Executives in private companies can sometimes push the boundaries of ethics even further. They're often masters at disguising income as corporate "benefits." By having the company pick up the tab for everything from cars to trips, "you might see an executive with a W-2 of $50,000 but a lifestyle of $300,000," says Bruce L. Richman, an accountant with Clifton Gunderson LLC. And businesspeople in private companies almost always undervalue their private holdings, which are far trickier to analyze than public entities.
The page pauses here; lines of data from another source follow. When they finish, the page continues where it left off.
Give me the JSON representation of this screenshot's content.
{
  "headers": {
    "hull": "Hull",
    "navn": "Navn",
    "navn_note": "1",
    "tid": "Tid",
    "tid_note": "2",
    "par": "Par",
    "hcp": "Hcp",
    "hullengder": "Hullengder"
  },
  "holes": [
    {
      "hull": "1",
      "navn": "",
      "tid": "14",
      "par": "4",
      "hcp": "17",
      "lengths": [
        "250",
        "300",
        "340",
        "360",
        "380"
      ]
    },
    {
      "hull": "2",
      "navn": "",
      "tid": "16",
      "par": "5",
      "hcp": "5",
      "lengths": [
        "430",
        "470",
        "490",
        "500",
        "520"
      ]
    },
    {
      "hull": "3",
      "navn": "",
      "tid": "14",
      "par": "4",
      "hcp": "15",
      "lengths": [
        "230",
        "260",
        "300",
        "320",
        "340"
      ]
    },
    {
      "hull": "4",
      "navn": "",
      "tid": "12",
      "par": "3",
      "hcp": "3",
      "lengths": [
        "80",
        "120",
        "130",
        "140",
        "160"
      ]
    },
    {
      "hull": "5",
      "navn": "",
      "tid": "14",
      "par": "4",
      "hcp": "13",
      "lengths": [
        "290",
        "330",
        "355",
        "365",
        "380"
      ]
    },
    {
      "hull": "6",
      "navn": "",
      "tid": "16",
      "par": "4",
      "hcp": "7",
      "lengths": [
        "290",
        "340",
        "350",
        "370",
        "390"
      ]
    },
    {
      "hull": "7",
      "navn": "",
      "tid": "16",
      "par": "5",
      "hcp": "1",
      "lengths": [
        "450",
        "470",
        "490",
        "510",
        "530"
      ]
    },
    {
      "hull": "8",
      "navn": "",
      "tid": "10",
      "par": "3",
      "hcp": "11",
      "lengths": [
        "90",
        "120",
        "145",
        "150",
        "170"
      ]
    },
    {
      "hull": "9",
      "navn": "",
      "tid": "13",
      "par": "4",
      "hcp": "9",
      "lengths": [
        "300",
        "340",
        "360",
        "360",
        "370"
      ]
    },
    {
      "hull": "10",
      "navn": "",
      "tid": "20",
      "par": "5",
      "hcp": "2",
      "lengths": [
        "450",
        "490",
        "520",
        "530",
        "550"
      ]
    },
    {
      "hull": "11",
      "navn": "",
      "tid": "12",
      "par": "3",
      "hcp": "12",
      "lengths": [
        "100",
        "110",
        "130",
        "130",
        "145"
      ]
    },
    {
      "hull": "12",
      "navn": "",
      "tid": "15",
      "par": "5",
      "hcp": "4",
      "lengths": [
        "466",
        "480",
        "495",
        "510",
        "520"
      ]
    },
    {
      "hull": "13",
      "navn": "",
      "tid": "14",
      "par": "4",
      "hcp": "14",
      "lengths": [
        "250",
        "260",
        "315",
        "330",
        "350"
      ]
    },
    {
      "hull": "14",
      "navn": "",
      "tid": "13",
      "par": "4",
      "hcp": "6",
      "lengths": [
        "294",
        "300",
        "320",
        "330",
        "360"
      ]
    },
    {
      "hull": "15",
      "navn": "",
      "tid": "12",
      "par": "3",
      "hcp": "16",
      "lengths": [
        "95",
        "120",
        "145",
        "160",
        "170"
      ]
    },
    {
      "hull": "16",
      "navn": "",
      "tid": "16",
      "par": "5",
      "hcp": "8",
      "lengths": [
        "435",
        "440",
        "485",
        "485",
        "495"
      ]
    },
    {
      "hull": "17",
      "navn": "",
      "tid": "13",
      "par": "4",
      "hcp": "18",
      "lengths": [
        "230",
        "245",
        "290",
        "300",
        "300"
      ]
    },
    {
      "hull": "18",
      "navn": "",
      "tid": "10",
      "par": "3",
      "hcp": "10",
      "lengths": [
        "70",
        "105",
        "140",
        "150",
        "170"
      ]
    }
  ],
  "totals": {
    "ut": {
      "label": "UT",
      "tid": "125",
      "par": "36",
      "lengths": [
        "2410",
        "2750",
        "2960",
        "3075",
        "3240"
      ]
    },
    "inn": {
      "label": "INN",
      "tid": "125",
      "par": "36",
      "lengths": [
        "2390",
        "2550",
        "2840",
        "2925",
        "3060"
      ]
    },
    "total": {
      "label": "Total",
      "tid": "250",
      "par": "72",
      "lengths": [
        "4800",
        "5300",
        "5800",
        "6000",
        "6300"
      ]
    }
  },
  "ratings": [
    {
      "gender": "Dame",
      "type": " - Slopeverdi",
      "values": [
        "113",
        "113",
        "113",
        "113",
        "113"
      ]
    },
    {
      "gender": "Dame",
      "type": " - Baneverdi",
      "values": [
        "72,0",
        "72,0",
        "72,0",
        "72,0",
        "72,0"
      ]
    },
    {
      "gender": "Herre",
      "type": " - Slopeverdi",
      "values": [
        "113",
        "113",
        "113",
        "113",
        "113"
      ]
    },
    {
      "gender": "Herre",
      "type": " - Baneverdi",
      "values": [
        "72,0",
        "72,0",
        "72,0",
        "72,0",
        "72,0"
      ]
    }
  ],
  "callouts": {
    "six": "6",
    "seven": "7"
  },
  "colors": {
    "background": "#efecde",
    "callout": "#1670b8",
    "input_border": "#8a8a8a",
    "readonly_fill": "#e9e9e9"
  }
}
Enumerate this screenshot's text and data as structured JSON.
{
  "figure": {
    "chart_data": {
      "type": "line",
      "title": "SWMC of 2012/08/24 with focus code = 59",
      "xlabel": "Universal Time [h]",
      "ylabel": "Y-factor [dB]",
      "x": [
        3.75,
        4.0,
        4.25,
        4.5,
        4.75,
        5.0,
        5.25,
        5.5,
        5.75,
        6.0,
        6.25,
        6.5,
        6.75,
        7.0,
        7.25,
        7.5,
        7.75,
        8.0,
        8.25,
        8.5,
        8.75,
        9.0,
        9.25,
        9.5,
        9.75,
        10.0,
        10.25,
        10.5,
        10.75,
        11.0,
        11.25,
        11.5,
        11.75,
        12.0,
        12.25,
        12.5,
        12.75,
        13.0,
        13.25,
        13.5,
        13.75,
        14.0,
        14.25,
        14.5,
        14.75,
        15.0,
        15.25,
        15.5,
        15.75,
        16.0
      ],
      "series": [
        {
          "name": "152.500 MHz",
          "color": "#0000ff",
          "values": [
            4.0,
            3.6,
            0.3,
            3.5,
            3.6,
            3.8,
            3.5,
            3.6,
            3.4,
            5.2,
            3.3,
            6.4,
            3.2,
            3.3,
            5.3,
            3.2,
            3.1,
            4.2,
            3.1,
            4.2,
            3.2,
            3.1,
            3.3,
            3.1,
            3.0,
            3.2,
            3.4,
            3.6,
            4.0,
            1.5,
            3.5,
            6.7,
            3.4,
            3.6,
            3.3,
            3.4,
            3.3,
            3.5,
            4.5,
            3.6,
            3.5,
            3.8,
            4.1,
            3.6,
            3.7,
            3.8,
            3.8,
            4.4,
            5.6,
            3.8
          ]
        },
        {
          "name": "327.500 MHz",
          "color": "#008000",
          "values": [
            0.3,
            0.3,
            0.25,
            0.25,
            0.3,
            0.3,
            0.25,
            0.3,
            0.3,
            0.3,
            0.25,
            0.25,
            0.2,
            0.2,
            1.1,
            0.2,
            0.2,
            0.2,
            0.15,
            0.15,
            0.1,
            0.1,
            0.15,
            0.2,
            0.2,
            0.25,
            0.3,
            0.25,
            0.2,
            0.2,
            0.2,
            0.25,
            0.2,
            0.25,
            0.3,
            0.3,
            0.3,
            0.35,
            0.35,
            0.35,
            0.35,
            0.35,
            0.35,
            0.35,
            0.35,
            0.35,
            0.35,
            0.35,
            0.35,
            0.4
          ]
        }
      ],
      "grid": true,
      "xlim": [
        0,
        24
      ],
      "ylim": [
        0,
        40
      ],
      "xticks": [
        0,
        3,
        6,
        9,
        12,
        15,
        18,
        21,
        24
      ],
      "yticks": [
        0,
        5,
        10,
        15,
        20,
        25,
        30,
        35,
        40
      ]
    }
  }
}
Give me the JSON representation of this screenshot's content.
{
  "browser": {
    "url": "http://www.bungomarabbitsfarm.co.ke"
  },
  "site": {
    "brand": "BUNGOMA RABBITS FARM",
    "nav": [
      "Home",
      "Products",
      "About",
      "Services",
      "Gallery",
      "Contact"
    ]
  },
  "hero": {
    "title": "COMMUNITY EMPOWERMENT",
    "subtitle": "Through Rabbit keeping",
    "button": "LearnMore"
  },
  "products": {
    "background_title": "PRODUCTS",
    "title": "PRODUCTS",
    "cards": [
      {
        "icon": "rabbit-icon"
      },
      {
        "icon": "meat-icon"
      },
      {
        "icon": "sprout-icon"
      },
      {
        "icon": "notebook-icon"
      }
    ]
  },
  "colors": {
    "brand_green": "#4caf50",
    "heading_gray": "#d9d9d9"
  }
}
Perhaps the most extreme strategy, and the most ethically dubious, is to shift assets into an offshore trust in such havens as the Cayman Islands, Belize, and Gibraltar, which don't recognize U.S. divorce judgments (box). They can be remarkably effective. Stephen C. Maloney, a Boston attorney, recently represented a woman who "essentially gave up" after being told it would cost $100,000 just to figure out how much money her husband had in his Channel Islands trust.
In another case, now being tried in Santa Fe, wealthy Swiss industrialist Donald Hess moved most of his stock in Hess Holding, estimated to be worth more than $200 million, to an offshore trust in Gibraltar just two months before filing for divorce from his wife, Joanna, a former model and an American citizen, in New Mexico.
Now, the New Mexico court has appointed PricewaterhouseCoopers to determine the value of the assets Donald transferred to Gibraltar. The report is due in August. But even if they come up with a number and the court awards Joanna a big judgment, it will be difficult for her to collect because of Gibraltar's laws erecting obstacles to creditors.
For their part, wealthy wives are also using increasingly aggressive tactics, sometimes leveling ugly abuse charges. In her 1996 divorce from billionaire investor Fayez S. Sarofim, Linda Hicks Sarofim asked that their prenuptial agreement be thrown out and accused him of alleged assault, false imprisonment, and spousal rape. She also sought $100 million in damages. When the case was resolved in late 1996, before the trial was to begin, the Texas judge sealed the settlement and barred comments about its terms. Fayez strongly denies all charges that he mistreated his ex-wife.
Given such nastiness, it's not surprising that most attorneys say the best strategy is to settle out of court. That's how more than 90% of executive divorces are resolved. Settling is cheaper, avoids the publicity of a trial, and lets execs craft deals that minimize taxes. It gives an executive the best shot by far at keeping more than 50% of the estate--most large cases settle with the dependent spouse taking less than half. Lorna Wendt says she has heard from "many, many women" who struck such lopsided deals "because they couldn't deal with the pressure" from their husbands.
But as wives grow more assertive, settling isn't always a cakewalk. Costello, the former Cadence CEO, relates how after hearing what he felt was an unreasonable settlement proposal from his ex-wife, Margaret, he contacted her father, a Wisconsin developer, to enlist his help in reaching a quick settlement. With the father's blessing, he offered $10 million to $12 million. Margaret was furious. "I totally felt he was using my Dad" by putting forward a figure huge by Wisconsin standards but a sliver of Costello's Silicon Valley-size fortune. Her hard line paid off: He ultimately shelled out $30 million. "I didn't want my whole life to be about this," he says. For executives, the overall message is unmistakable: Marriage is one of the most important business decisions they'll ever make. And if things fall apart, the divorce is likely to be a lot more upsetting than any business deal gone sour.